START Data under study

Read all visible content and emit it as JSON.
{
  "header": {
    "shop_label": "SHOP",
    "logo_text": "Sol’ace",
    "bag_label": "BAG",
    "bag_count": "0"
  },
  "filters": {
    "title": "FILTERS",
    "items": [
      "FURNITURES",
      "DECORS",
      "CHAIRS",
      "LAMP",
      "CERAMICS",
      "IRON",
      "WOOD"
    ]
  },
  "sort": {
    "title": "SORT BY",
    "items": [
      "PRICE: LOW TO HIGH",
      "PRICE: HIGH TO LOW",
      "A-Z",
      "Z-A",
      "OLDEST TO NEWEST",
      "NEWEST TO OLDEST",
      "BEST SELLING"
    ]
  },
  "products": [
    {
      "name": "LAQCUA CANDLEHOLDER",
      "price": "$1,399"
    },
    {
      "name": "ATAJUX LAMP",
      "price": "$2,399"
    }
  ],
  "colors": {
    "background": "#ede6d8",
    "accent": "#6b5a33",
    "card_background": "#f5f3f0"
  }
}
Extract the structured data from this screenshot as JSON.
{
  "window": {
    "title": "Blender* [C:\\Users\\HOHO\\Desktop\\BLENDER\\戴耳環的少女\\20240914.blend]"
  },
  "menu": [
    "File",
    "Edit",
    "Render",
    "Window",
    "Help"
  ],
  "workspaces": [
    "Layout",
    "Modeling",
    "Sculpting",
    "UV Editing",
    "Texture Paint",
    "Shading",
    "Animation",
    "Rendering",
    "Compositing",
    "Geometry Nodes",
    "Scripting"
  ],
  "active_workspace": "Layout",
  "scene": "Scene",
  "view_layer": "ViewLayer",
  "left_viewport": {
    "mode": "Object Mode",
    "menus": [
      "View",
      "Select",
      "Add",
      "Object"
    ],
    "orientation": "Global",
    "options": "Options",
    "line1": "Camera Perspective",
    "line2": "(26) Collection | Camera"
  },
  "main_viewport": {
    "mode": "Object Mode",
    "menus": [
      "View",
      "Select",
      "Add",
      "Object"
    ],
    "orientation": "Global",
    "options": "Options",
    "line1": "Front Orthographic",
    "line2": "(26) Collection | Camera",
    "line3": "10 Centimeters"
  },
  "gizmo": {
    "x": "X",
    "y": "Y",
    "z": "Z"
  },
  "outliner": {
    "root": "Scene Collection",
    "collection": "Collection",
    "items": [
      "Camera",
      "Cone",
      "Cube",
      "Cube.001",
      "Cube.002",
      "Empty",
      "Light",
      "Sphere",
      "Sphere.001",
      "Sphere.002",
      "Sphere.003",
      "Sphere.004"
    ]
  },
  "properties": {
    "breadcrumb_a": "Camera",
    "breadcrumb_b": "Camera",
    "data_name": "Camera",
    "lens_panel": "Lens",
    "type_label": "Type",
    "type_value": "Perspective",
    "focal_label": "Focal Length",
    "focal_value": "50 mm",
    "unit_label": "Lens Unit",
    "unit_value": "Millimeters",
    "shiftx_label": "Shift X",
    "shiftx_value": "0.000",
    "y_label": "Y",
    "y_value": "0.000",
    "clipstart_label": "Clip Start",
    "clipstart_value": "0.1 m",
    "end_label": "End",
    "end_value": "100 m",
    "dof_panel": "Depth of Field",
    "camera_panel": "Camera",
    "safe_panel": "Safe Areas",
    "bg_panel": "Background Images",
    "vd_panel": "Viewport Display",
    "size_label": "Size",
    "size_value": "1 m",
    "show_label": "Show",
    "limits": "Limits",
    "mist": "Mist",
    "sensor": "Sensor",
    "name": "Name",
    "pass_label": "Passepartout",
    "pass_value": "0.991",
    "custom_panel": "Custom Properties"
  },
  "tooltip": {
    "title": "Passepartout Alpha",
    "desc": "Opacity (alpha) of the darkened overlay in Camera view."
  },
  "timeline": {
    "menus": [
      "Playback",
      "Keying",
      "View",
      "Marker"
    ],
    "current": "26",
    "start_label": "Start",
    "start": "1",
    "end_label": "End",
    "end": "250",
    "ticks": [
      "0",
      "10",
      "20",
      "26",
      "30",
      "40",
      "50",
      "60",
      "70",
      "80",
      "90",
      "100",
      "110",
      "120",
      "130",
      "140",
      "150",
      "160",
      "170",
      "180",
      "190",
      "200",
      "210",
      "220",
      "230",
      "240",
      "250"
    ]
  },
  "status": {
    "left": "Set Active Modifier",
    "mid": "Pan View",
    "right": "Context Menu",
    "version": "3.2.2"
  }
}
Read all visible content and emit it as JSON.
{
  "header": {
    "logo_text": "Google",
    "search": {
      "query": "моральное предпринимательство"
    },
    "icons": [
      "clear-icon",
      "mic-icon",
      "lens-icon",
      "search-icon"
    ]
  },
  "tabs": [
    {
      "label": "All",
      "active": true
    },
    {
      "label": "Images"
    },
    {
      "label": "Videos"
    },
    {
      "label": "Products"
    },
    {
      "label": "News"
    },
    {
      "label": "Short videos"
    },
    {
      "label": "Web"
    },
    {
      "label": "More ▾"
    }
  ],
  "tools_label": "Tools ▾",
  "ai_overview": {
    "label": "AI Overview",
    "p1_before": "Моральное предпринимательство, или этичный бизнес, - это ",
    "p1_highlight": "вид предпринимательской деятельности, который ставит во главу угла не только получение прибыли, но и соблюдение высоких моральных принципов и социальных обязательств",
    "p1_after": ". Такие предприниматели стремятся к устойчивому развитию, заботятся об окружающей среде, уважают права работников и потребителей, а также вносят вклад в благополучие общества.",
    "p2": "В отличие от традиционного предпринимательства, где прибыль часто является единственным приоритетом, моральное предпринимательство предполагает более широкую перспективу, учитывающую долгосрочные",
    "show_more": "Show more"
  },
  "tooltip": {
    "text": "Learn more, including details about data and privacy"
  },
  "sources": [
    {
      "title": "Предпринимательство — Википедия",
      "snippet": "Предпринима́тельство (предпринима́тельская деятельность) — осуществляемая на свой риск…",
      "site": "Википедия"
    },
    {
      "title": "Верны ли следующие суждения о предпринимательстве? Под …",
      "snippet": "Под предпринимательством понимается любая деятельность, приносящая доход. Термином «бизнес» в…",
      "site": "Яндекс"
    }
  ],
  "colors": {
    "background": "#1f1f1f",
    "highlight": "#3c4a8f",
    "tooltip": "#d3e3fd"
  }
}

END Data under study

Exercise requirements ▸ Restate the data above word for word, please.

Written response ▸
Read all visible content and emit it as JSON.
{
  "header": {
    "shop_label": "SHOP",
    "logo_text": "Sol’ace",
    "bag_label": "BAG",
    "bag_count": "0"
  },
  "filters": {
    "title": "FILTERS",
    "items": [
      "FURNITURES",
      "DECORS",
      "CHAIRS",
      "LAMP",
      "CERAMICS",
      "IRON",
      "WOOD"
    ]
  },
  "sort": {
    "title": "SORT BY",
    "items": [
      "PRICE: LOW TO HIGH",
      "PRICE: HIGH TO LOW",
      "A-Z",
      "Z-A",
      "OLDEST TO NEWEST",
      "NEWEST TO OLDEST",
      "BEST SELLING"
    ]
  },
  "products": [
    {
      "name": "LAQCUA CANDLEHOLDER",
      "price": "$1,399"
    },
    {
      "name": "ATAJUX LAMP",
      "price": "$2,399"
    }
  ],
  "colors": {
    "background": "#ede6d8",
    "accent": "#6b5a33",
    "card_background": "#f5f3f0"
  }
}
Extract the structured data from this screenshot as JSON.
{
  "window": {
    "title": "Blender* [C:\\Users\\HOHO\\Desktop\\BLENDER\\戴耳環的少女\\20240914.blend]"
  },
  "menu": [
    "File",
    "Edit",
    "Render",
    "Window",
    "Help"
  ],
  "workspaces": [
    "Layout",
    "Modeling",
    "Sculpting",
    "UV Editing",
    "Texture Paint",
    "Shading",
    "Animation",
    "Rendering",
    "Compositing",
    "Geometry Nodes",
    "Scripting"
  ],
  "active_workspace": "Layout",
  "scene": "Scene",
  "view_layer": "ViewLayer",
  "left_viewport": {
    "mode": "Object Mode",
    "menus": [
      "View",
      "Select",
      "Add",
      "Object"
    ],
    "orientation": "Global",
    "options": "Options",
    "line1": "Camera Perspective",
    "line2": "(26) Collection | Camera"
  },
  "main_viewport": {
    "mode": "Object Mode",
    "menus": [
      "View",
      "Select",
      "Add",
      "Object"
    ],
    "orientation": "Global",
    "options": "Options",
    "line1": "Front Orthographic",
    "line2": "(26) Collection | Camera",
    "line3": "10 Centimeters"
  },
  "gizmo": {
    "x": "X",
    "y": "Y",
    "z": "Z"
  },
  "outliner": {
    "root": "Scene Collection",
    "collection": "Collection",
    "items": [
      "Camera",
      "Cone",
      "Cube",
      "Cube.001",
      "Cube.002",
      "Empty",
      "Light",
      "Sphere",
      "Sphere.001",
      "Sphere.002",
      "Sphere.003",
      "Sphere.004"
    ]
  },
  "properties": {
    "breadcrumb_a": "Camera",
    "breadcrumb_b": "Camera",
    "data_name": "Camera",
    "lens_panel": "Lens",
    "type_label": "Type",
    "type_value": "Perspective",
    "focal_label": "Focal Length",
    "focal_value": "50 mm",
    "unit_label": "Lens Unit",
    "unit_value": "Millimeters",
    "shiftx_label": "Shift X",
    "shiftx_value": "0.000",
    "y_label": "Y",
    "y_value": "0.000",
    "clipstart_label": "Clip Start",
    "clipstart_value": "0.1 m",
    "end_label": "End",
    "end_value": "100 m",
    "dof_panel": "Depth of Field",
    "camera_panel": "Camera",
    "safe_panel": "Safe Areas",
    "bg_panel": "Background Images",
    "vd_panel": "Viewport Display",
    "size_label": "Size",
    "size_value": "1 m",
    "show_label": "Show",
    "limits": "Limits",
    "mist": "Mist",
    "sensor": "Sensor",
    "name": "Name",
    "pass_label": "Passepartout",
    "pass_value": "0.991",
    "custom_panel": "Custom Properties"
  },
  "tooltip": {
    "title": "Passepartout Alpha",
    "desc": "Opacity (alpha) of the darkened overlay in Camera view."
  },
  "timeline": {
    "menus": [
      "Playback",
      "Keying",
      "View",
      "Marker"
    ],
    "current": "26",
    "start_label": "Start",
    "start": "1",
    "end_label": "End",
    "end": "250",
    "ticks": [
      "0",
      "10",
      "20",
      "26",
      "30",
      "40",
      "50",
      "60",
      "70",
      "80",
      "90",
      "100",
      "110",
      "120",
      "130",
      "140",
      "150",
      "160",
      "170",
      "180",
      "190",
      "200",
      "210",
      "220",
      "230",
      "240",
      "250"
    ]
  },
  "status": {
    "left": "Set Active Modifier",
    "mid": "Pan View",
    "right": "Context Menu",
    "version": "3.2.2"
  }
}
Read all visible content and emit it as JSON.
{
  "header": {
    "logo_text": "Google",
    "search": {
      "query": "моральное предпринимательство"
    },
    "icons": [
      "clear-icon",
      "mic-icon",
      "lens-icon",
      "search-icon"
    ]
  },
  "tabs": [
    {
      "label": "All",
      "active": true
    },
    {
      "label": "Images"
    },
    {
      "label": "Videos"
    },
    {
      "label": "Products"
    },
    {
      "label": "News"
    },
    {
      "label": "Short videos"
    },
    {
      "label": "Web"
    },
    {
      "label": "More ▾"
    }
  ],
  "tools_label": "Tools ▾",
  "ai_overview": {
    "label": "AI Overview",
    "p1_before": "Моральное предпринимательство, или этичный бизнес, - это ",
    "p1_highlight": "вид предпринимательской деятельности, который ставит во главу угла не только получение прибыли, но и соблюдение высоких моральных принципов и социальных обязательств",
    "p1_after": ". Такие предприниматели стремятся к устойчивому развитию, заботятся об окружающей среде, уважают права работников и потребителей, а также вносят вклад в благополучие общества.",
    "p2": "В отличие от традиционного предпринимательства, где прибыль часто является единственным приоритетом, моральное предпринимательство предполагает более широкую перспективу, учитывающую долгосрочные",
    "show_more": "Show more"
  },
  "tooltip": {
    "text": "Learn more, including details about data and privacy"
  },
  "sources": [
    {
      "title": "Предпринимательство — Википедия",
      "snippet": "Предпринима́тельство (предпринима́тельская деятельность) — осуществляемая на свой риск…",
      "site": "Википедия"
    },
    {
      "title": "Верны ли следующие суждения о предпринимательстве? Под …",
      "snippet": "Под предпринимательством понимается любая деятельность, приносящая доход. Термином «бизнес» в…",
      "site": "Яндекс"
    }
  ],
  "colors": {
    "background": "#1f1f1f",
    "highlight": "#3c4a8f",
    "tooltip": "#d3e3fd"
  }
}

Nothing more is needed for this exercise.